> What you should do:
Copy every line from the records below that holds the word "WINSTON".

--

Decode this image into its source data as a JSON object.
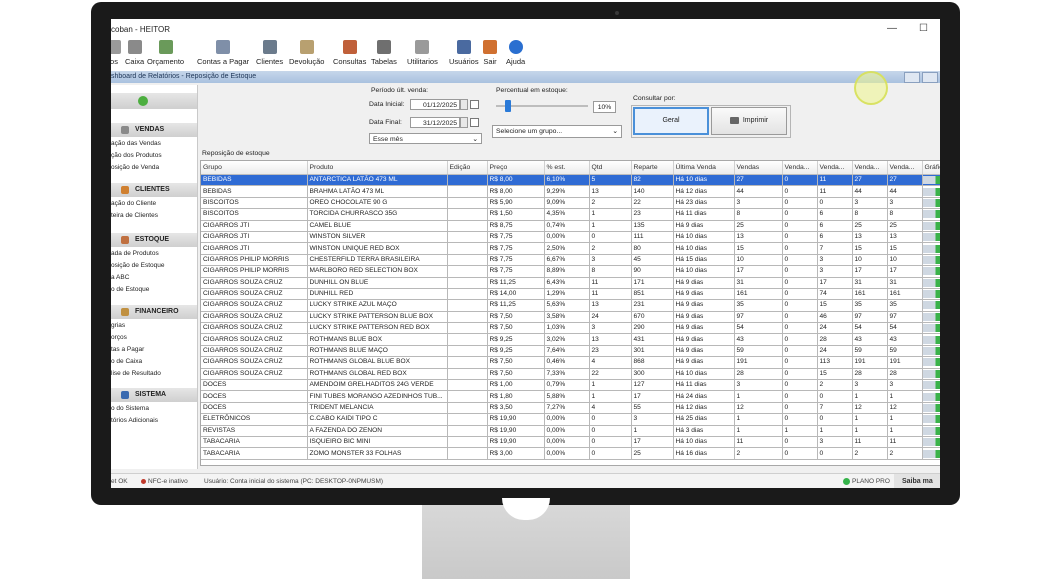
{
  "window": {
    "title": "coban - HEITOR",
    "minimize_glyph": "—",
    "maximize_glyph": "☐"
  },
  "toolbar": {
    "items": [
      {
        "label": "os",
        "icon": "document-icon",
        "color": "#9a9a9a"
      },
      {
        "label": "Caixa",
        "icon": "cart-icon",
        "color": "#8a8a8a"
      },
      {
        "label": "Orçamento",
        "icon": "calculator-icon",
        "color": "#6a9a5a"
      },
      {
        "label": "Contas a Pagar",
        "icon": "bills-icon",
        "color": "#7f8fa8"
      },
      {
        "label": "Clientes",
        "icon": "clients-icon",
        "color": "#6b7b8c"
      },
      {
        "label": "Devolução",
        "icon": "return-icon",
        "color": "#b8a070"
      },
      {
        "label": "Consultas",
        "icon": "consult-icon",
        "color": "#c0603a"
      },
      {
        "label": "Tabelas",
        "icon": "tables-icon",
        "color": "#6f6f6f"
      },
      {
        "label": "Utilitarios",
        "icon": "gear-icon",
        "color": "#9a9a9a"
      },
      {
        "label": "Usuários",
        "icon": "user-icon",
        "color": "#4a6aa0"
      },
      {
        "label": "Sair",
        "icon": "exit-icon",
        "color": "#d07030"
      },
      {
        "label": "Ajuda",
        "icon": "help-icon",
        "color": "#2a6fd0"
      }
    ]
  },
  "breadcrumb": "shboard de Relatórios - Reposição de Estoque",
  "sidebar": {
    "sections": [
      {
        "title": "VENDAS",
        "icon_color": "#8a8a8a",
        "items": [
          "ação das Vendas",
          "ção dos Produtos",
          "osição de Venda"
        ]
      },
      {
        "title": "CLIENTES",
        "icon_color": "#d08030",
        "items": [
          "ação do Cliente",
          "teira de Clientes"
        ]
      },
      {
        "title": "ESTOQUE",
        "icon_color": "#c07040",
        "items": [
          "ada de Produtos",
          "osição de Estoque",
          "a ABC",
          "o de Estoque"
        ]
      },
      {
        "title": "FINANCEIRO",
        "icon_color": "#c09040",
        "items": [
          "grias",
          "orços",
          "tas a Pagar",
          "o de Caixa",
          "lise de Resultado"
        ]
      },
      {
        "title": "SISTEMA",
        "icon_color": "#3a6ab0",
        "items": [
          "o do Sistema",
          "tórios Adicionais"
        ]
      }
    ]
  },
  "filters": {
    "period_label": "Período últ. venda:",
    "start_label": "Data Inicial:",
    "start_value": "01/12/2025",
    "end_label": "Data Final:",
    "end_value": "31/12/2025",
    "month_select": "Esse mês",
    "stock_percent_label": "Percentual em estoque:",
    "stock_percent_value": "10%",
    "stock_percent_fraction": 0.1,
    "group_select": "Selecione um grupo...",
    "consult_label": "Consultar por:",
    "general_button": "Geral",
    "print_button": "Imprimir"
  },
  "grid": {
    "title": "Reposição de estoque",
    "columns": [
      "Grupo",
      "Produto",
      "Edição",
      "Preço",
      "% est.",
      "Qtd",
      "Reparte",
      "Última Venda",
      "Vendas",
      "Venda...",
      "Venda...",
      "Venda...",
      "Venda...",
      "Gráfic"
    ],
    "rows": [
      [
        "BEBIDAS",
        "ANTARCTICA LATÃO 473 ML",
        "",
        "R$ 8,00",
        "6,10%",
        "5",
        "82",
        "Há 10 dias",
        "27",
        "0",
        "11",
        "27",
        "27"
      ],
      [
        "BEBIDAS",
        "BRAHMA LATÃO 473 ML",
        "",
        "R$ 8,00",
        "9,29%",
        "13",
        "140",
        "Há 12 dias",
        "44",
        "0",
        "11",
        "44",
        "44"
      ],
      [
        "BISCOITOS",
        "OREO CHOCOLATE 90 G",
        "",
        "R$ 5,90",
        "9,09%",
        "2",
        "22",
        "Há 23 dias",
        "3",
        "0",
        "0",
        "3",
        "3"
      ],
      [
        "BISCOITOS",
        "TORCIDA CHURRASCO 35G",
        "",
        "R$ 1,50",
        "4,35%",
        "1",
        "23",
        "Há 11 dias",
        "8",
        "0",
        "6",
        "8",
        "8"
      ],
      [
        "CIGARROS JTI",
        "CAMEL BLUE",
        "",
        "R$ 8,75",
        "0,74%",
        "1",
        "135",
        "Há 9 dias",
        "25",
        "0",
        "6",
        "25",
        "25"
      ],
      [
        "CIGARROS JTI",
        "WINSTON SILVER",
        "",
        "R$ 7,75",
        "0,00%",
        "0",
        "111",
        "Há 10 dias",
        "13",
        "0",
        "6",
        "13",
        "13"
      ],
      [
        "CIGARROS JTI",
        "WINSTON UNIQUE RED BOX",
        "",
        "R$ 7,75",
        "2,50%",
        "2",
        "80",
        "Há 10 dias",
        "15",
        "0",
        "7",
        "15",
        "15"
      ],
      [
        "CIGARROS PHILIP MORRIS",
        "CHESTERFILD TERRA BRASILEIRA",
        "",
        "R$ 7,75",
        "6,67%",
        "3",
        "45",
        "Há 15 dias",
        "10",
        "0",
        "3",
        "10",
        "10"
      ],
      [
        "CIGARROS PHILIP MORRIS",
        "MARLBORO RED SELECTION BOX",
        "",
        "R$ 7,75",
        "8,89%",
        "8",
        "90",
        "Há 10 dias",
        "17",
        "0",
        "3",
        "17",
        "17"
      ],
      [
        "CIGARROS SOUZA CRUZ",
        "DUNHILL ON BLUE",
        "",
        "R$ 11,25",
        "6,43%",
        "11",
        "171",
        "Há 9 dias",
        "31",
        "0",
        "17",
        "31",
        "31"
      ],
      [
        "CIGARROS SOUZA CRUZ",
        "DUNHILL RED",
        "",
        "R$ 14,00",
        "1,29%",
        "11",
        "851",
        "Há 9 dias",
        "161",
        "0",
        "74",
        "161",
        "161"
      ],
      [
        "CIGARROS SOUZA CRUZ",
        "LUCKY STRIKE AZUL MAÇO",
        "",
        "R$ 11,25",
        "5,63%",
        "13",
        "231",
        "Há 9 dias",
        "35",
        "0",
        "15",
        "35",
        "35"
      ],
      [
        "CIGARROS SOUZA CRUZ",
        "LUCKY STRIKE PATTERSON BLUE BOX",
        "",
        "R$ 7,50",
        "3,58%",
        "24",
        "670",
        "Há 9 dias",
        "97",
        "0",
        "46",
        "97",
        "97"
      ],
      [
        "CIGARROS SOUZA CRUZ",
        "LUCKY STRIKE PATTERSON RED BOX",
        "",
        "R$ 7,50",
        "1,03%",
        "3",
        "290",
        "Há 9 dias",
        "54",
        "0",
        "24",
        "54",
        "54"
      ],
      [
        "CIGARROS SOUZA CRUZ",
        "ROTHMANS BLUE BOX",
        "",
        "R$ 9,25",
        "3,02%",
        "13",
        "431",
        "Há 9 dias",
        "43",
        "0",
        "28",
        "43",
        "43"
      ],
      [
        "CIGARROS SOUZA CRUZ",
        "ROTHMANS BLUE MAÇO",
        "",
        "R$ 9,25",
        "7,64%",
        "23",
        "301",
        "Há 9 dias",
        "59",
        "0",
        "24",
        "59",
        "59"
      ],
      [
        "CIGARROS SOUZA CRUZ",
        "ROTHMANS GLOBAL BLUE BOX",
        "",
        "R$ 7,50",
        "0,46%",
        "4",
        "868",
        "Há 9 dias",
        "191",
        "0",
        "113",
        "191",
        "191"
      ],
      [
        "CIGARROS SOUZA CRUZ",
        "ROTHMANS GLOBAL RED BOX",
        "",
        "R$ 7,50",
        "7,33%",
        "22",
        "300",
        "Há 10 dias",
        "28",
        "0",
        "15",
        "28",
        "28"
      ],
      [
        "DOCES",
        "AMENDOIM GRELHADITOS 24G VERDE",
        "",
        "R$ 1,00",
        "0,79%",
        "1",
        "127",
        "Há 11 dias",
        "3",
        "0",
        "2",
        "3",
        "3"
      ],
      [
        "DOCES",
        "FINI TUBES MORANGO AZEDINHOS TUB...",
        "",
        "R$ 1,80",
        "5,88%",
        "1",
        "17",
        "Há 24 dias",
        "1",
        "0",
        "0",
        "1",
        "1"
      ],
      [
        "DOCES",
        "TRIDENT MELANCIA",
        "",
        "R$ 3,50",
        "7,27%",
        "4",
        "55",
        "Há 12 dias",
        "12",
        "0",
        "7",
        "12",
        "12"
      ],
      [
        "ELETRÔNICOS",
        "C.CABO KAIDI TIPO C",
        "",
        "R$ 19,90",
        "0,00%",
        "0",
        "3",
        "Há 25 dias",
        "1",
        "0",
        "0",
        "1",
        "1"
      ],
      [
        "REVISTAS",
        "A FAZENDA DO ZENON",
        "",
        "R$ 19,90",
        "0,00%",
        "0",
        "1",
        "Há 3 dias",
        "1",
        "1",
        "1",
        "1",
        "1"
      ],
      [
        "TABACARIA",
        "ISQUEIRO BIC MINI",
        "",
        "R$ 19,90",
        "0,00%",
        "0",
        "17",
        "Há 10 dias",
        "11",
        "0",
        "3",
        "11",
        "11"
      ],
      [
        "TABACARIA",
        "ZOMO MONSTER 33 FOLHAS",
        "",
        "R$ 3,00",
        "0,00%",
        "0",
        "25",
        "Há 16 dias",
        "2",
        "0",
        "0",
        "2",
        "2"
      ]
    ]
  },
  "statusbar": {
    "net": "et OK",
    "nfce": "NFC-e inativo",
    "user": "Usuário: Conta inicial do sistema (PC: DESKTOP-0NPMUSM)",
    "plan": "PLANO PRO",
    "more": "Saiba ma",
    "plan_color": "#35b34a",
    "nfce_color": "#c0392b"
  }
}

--

> Exercise answer:
        "WINSTON SILVER",
        "WINSTON UNIQUE RED BOX",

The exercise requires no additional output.